Over the past two decades, each member of SCI has been involved in often-successful campaigns to curtail excessive corporate power, from rainforest protection to social investing. We have worked on campaigns to abolish toxic chemicals, defend labor rights, advance corporate ethics, and block international trade agreements.
While we have helped make large corporations more responsible, we’ve failed to make them less powerful. We’ve come to realize that without unified action, we may win battles, but we will lose the war.
The Strategic Corporate Initiative is our attempt to ignite a critical discussion on the path forward. We believe that, if united, the scattered movements already creating change can be the catalytic force to create a humane, sustainable, democratic society and economy.
The Strategic Corporate Initiative (SCI) steering committee is made up of the authors of this issue's lead article, Who Will Rule?, Michael Marx, director of Corporate Ethics International (CEI) in Portland, Oregon and Marjorie Kelly, author of The Divine Right of Capital, with the Tellus Institute in Boston; along with John Cavanagh, Chuck Collins, and Sarah Anderson of the Institute for Policy Studies in Washington, DC; Charlie Cray of the Center for Corporate Policy in Washington, DC; and Mari Margil, formerly with CEI and now with the Community Environmental Legal Defense Fund.

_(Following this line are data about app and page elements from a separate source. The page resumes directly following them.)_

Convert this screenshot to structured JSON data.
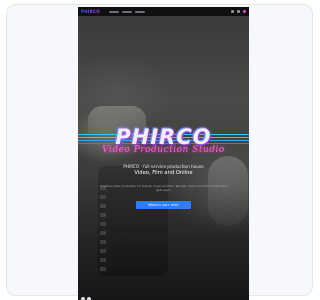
{
  "nav": {
    "brand": "PHIRCO",
    "items": [
      "",
      "",
      "",
      ""
    ]
  },
  "hero": {
    "logo_title": "PHIRCO",
    "logo_subtitle": "Video Production Studio",
    "tagline_line1": "PHIRCO · full service production house",
    "tagline_line2": "Video, Film and Online",
    "fine_print": "Creative video production for brands, music and film. We plan, shoot and edit content that gets seen.",
    "cta_label": "Watch our reel"
  },
  "colors": {
    "accent_blue": "#2e7cff",
    "neon_pink": "#ff5fd2",
    "neon_cyan": "#38c6ff"
  }
}
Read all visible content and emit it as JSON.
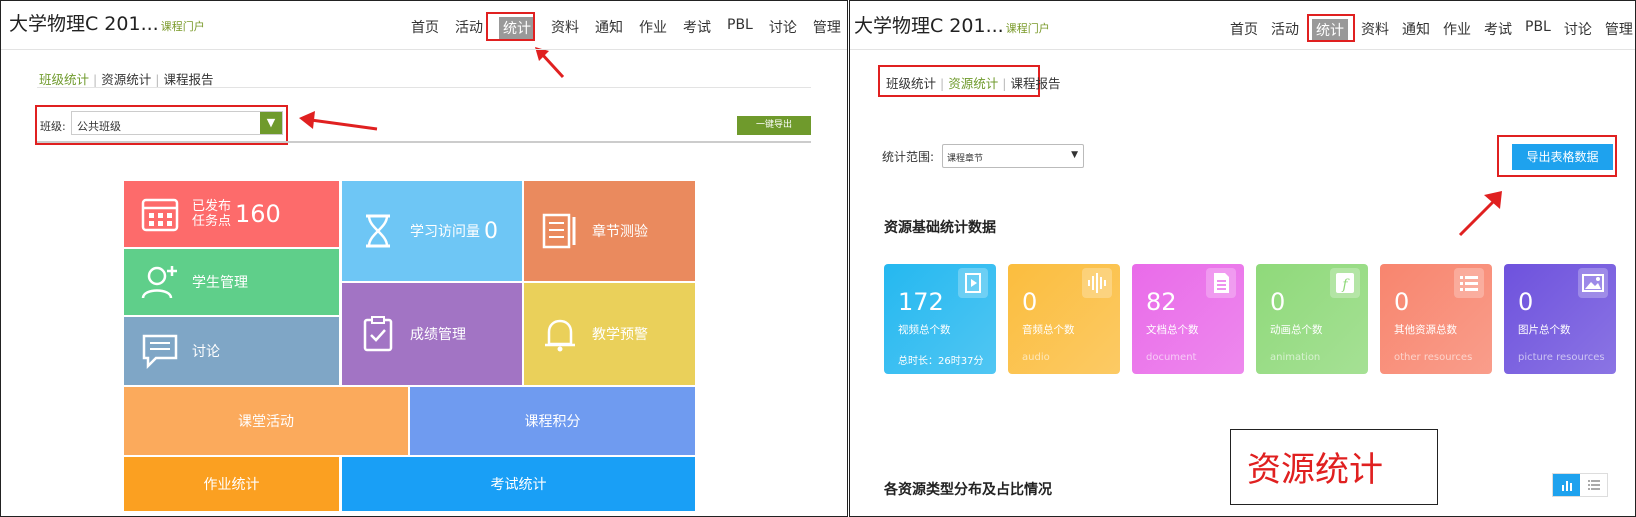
{
  "left": {
    "course_title": "大学物理C  201...",
    "portal_link": "课程门户",
    "nav": [
      "首页",
      "活动",
      "统计",
      "资料",
      "通知",
      "作业",
      "考试",
      "PBL",
      "讨论",
      "管理"
    ],
    "active_nav": "统计",
    "subtabs": [
      "班级统计",
      "资源统计",
      "课程报告"
    ],
    "class_label": "班级:",
    "class_select_value": "公共班级",
    "export_button": "一键导出",
    "tiles": {
      "published_line1": "已发布",
      "published_line2": "任务点",
      "published_count": "160",
      "visits_label": "学习访问量",
      "visits_count": "0",
      "chapter_quiz": "章节测验",
      "student_mgmt": "学生管理",
      "grade_mgmt": "成绩管理",
      "discussion": "讨论",
      "teaching_alert": "教学预警",
      "class_activity": "课堂活动",
      "course_points": "课程积分",
      "homework_stats": "作业统计",
      "exam_stats": "考试统计"
    },
    "colors": {
      "accent_green": "#6f9a2c",
      "tile_red": "#fd6b6b",
      "tile_blue": "#6ec6f5",
      "tile_orange": "#ea8a5e",
      "tile_green": "#5fcf8a",
      "tile_purple": "#a274c4",
      "tile_yellow": "#ead05a",
      "tile_steel": "#7fa6c6",
      "tile_lightorange": "#fbaa5c",
      "tile_periwinkle": "#6f9bf0",
      "tile_amber": "#fba021",
      "tile_sky": "#199ff6"
    }
  },
  "right": {
    "course_title": "大学物理C  201...",
    "portal_link": "课程门户",
    "nav": [
      "首页",
      "活动",
      "统计",
      "资料",
      "通知",
      "作业",
      "考试",
      "PBL",
      "讨论",
      "管理"
    ],
    "active_nav": "统计",
    "subtabs": [
      "班级统计",
      "资源统计",
      "课程报告"
    ],
    "scope_label": "统计范围:",
    "scope_select_value": "课程章节",
    "export_button": "导出表格数据",
    "section_title": "资源基础统计数据",
    "cards": [
      {
        "value": "172",
        "label": "视频总个数",
        "sub": "总时长：26时37分",
        "icon": "video-icon",
        "color": "#25b8f0"
      },
      {
        "value": "0",
        "label": "音频总个数",
        "sub": "audio",
        "icon": "audio-icon",
        "color": "#fbbd3e"
      },
      {
        "value": "82",
        "label": "文档总个数",
        "sub": "document",
        "icon": "document-icon",
        "color": "#e96be9"
      },
      {
        "value": "0",
        "label": "动画总个数",
        "sub": "animation",
        "icon": "animation-icon",
        "color": "#8fd97a"
      },
      {
        "value": "0",
        "label": "其他资源总数",
        "sub": "other resources",
        "icon": "list-icon",
        "color": "#f8856e"
      },
      {
        "value": "0",
        "label": "图片总个数",
        "sub": "picture resources",
        "icon": "picture-icon",
        "color": "#6e52dd"
      }
    ],
    "annotation": "资源统计",
    "distribution_title": "各资源类型分布及占比情况"
  }
}
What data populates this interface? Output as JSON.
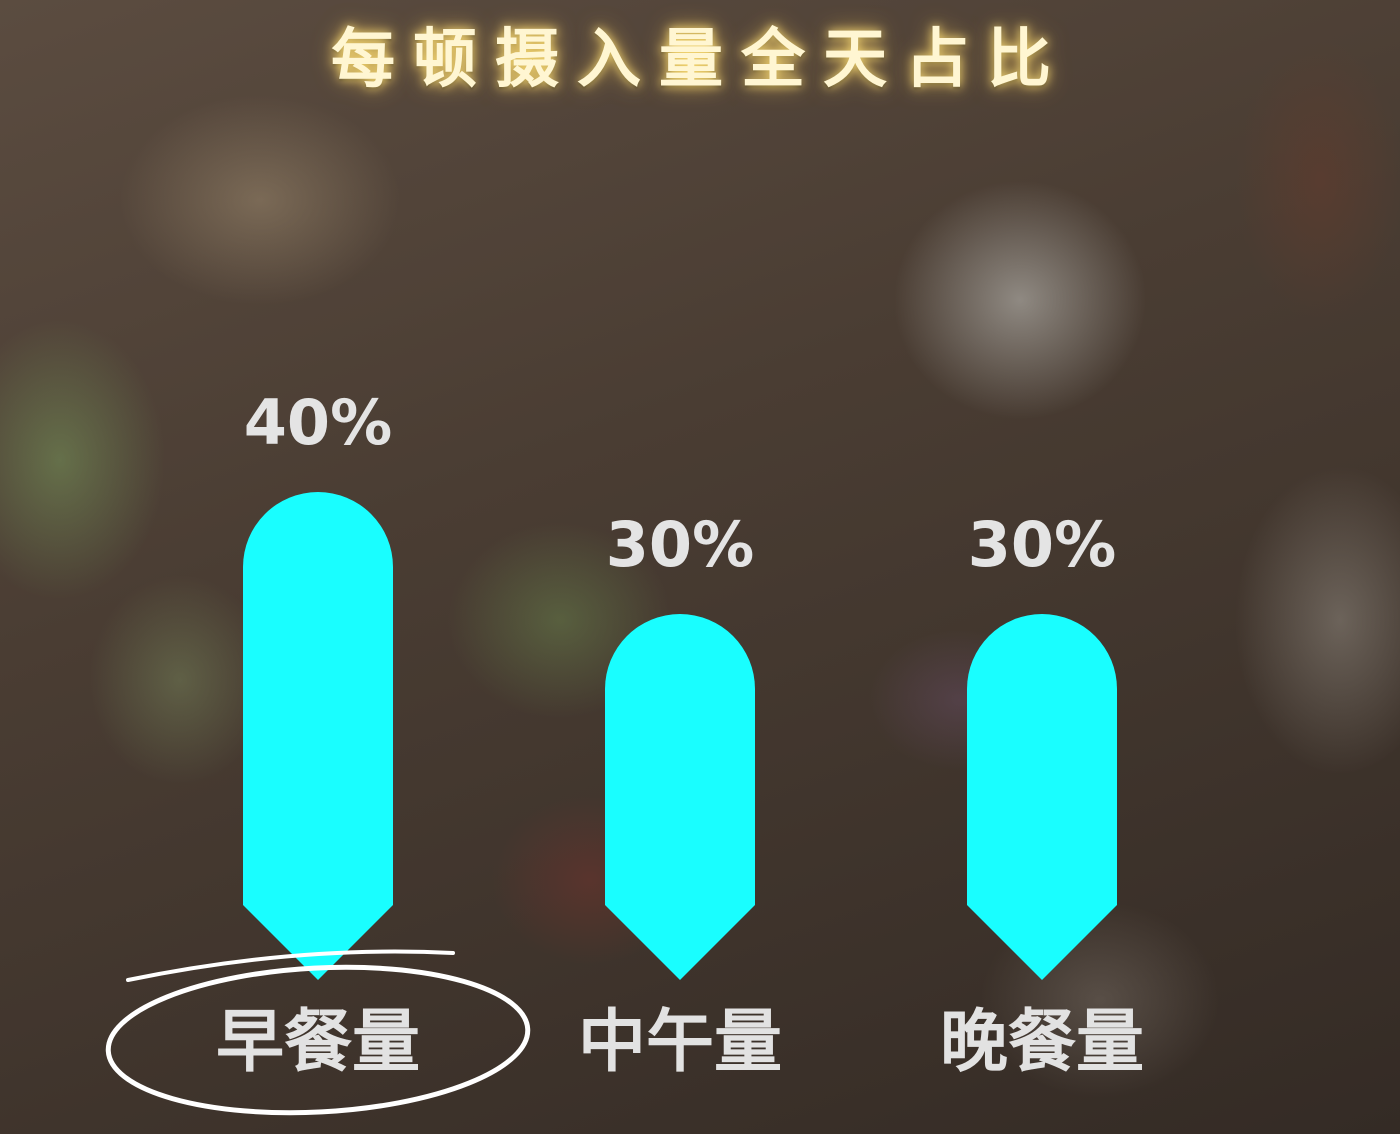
{
  "colors": {
    "bar": "#19feff",
    "highlight": "#ffffff"
  },
  "chart_data": {
    "type": "bar",
    "title": "每顿摄入量全天占比",
    "categories": [
      "早餐量",
      "中午量",
      "晚餐量"
    ],
    "values": [
      40,
      30,
      30
    ],
    "value_labels": [
      "40%",
      "30%",
      "30%"
    ],
    "unit": "%",
    "highlighted_category": "早餐量"
  }
}
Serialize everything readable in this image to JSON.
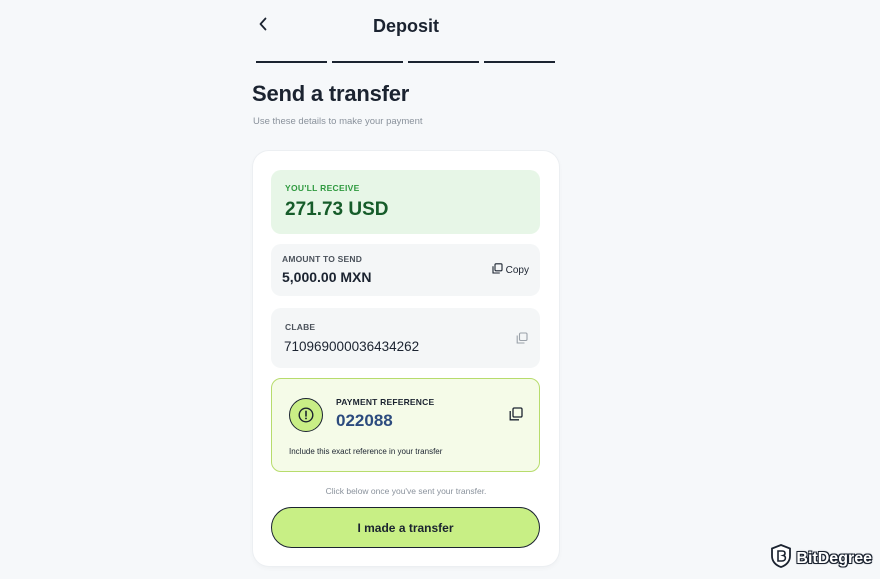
{
  "header": {
    "title": "Deposit",
    "back_icon": "chevron-left-icon",
    "steps_total": 4,
    "steps_completed": 4
  },
  "main": {
    "title": "Send a transfer",
    "subtitle": "Use these details to make your payment"
  },
  "receive": {
    "label": "YOU'LL RECEIVE",
    "value": "271.73 USD"
  },
  "amount_to_send": {
    "label": "AMOUNT TO SEND",
    "value": "5,000.00 MXN",
    "copy_label": "Copy"
  },
  "clabe": {
    "label": "CLABE",
    "value": "710969000036434262"
  },
  "payment_reference": {
    "label": "PAYMENT REFERENCE",
    "value": "022088",
    "note": "Include this exact reference in your transfer",
    "icon": "alert-circle-icon"
  },
  "footer": {
    "hint": "Click below once you've sent your transfer.",
    "cta_label": "I made a transfer"
  },
  "watermark": {
    "text": "BitDegree"
  },
  "colors": {
    "accent_green": "#c8ef85",
    "receive_bg": "#e7f6e7",
    "receive_text": "#165c2a",
    "reference_value": "#2c4b7e",
    "reference_border": "#b7dc6c"
  }
}
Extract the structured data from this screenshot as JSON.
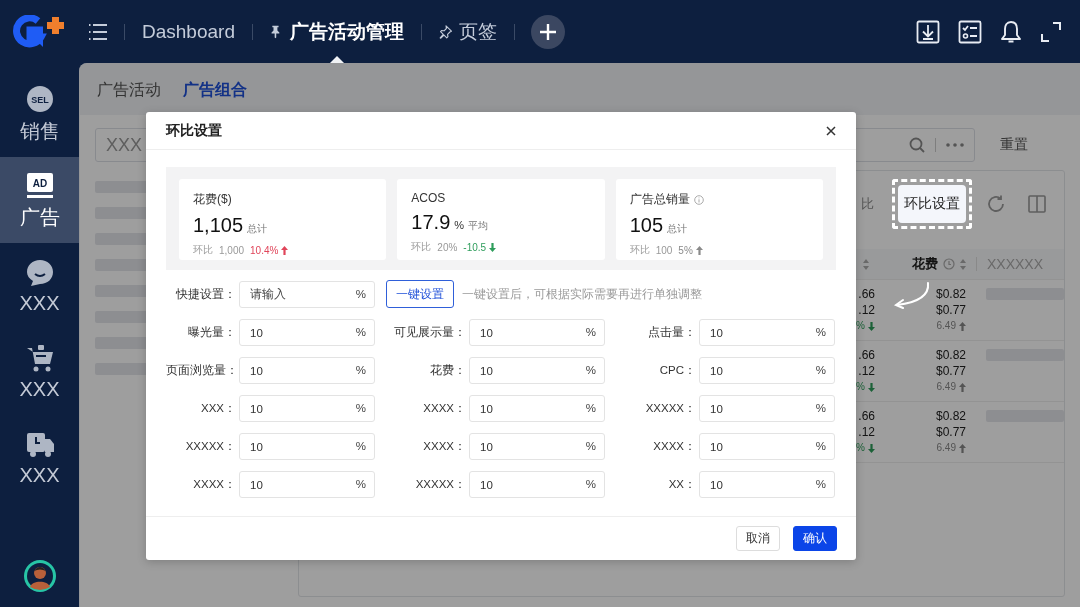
{
  "topbar": {
    "nav": [
      {
        "label": "Dashboard",
        "kind": "plain",
        "selected": false
      },
      {
        "label": "广告活动管理",
        "kind": "pinned",
        "selected": true
      },
      {
        "label": "页签",
        "kind": "pin",
        "selected": false
      }
    ]
  },
  "sidebar": {
    "items": [
      {
        "label": "销售",
        "icon_text": "SEL",
        "selected": false
      },
      {
        "label": "广告",
        "icon_text": "AD",
        "selected": true
      },
      {
        "label": "XXX",
        "selected": false
      },
      {
        "label": "XXX",
        "selected": false
      },
      {
        "label": "XXX",
        "selected": false
      }
    ]
  },
  "page_tabs": [
    {
      "label": "广告活动",
      "selected": false
    },
    {
      "label": "广告组合",
      "selected": true
    }
  ],
  "filter": {
    "search_value": "XXX",
    "reset_button": "重置"
  },
  "table": {
    "toolbar_text": "比",
    "settings_button": "环比设置",
    "header": {
      "spend": "花费",
      "column_3": "XXXXXX"
    },
    "rows": [
      {
        "column_1": [
          ".66",
          ".12",
          "%"
        ],
        "column_1_rising": false,
        "spend": [
          "$0.82",
          "$0.77",
          "6.49"
        ],
        "spend_rising": true
      },
      {
        "column_1": [
          ".66",
          ".12",
          "%"
        ],
        "column_1_rising": false,
        "spend": [
          "$0.82",
          "$0.77",
          "6.49"
        ],
        "spend_rising": true
      },
      {
        "column_1": [
          ".66",
          ".12",
          "%"
        ],
        "column_1_rising": false,
        "spend": [
          "$0.82",
          "$0.77",
          "6.49"
        ],
        "spend_rising": true
      }
    ]
  },
  "modal": {
    "title": "环比设置",
    "stats": [
      {
        "label": "花费($)",
        "info": false,
        "value": "1,105",
        "unit": "总计",
        "compare_label": "环比",
        "compare_value": "1,000",
        "change": "10.4%",
        "rising": true,
        "color": "#e0455a"
      },
      {
        "label": "ACOS",
        "info": false,
        "value": "17.9",
        "suffix": "%",
        "unit": "平均",
        "compare_label": "环比",
        "compare_value": "20%",
        "change": "-10.5",
        "rising": false,
        "color": "#2e9d5b"
      },
      {
        "label": "广告总销量",
        "info": true,
        "value": "105",
        "unit": "总计",
        "compare_label": "环比",
        "compare_value": "100",
        "change": "5%",
        "rising": true,
        "color": "#8a8a8a"
      }
    ],
    "quick": {
      "label": "快捷设置：",
      "placeholder": "请输入",
      "suffix": "%",
      "button": "一键设置",
      "hint": "一键设置后，可根据实际需要再进行单独调整"
    },
    "fields": [
      {
        "label": "曝光量：",
        "value": "10",
        "suffix": "%"
      },
      {
        "label": "可见展示量：",
        "value": "10",
        "suffix": "%"
      },
      {
        "label": "点击量：",
        "value": "10",
        "suffix": "%"
      },
      {
        "label": "页面浏览量：",
        "value": "10",
        "suffix": "%"
      },
      {
        "label": "花费：",
        "value": "10",
        "suffix": "%"
      },
      {
        "label": "CPC：",
        "value": "10",
        "suffix": "%"
      },
      {
        "label": "XXX：",
        "value": "10",
        "suffix": "%"
      },
      {
        "label": "XXXX：",
        "value": "10",
        "suffix": "%"
      },
      {
        "label": "XXXXX：",
        "value": "10",
        "suffix": "%"
      },
      {
        "label": "XXXXX：",
        "value": "10",
        "suffix": "%"
      },
      {
        "label": "XXXX：",
        "value": "10",
        "suffix": "%"
      },
      {
        "label": "XXXX：",
        "value": "10",
        "suffix": "%"
      },
      {
        "label": "XXXX：",
        "value": "10",
        "suffix": "%"
      },
      {
        "label": "XXXXX：",
        "value": "10",
        "suffix": "%"
      },
      {
        "label": "XX：",
        "value": "10",
        "suffix": "%"
      }
    ],
    "buttons": [
      {
        "label": "取消",
        "kind": "secondary"
      },
      {
        "label": "确认",
        "kind": "primary"
      }
    ]
  }
}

The SCI group put their heads together, integrated the wisdom of their diverse, yet common experience as agents of change, and developed a highly organized, intensive plan suggesting strategies that would change the very nature of the [corporate powered] market system, making it less destructive of the common wealth. These strategies, they say, would enhance the "countervailing powers" (those of the citizenry) to restore democracy. A central theme of their vision is the care and repair of livable communities, communities of people who have regained control over their futures. Communities are the front lines in the battle for bringing power back under the control of the people, for “bringing corporations back under citizen control”. Communities, they say, are where the movement begins, and I agree! See what you think of their plan. (By the way, it is quite readable—it is organized into three sections: an outline overview, then a short summary outline, and finally, a detailed proposal following the original outline that is quite lengthy--"126 pages of sanity", said one commenter of my posting on the Daily Kos!)
The section dedicated to community care and repair through building economic relationships and empowering people with choice is the part of the larger plan that is of central interest to me. This is the section that touches into the territory of my thoughts about local community economies and forms of exchange that are a complement and an aid to the larger system. I will be writing more to you on this topic as the thoughts form coherence.
*See article by David Korten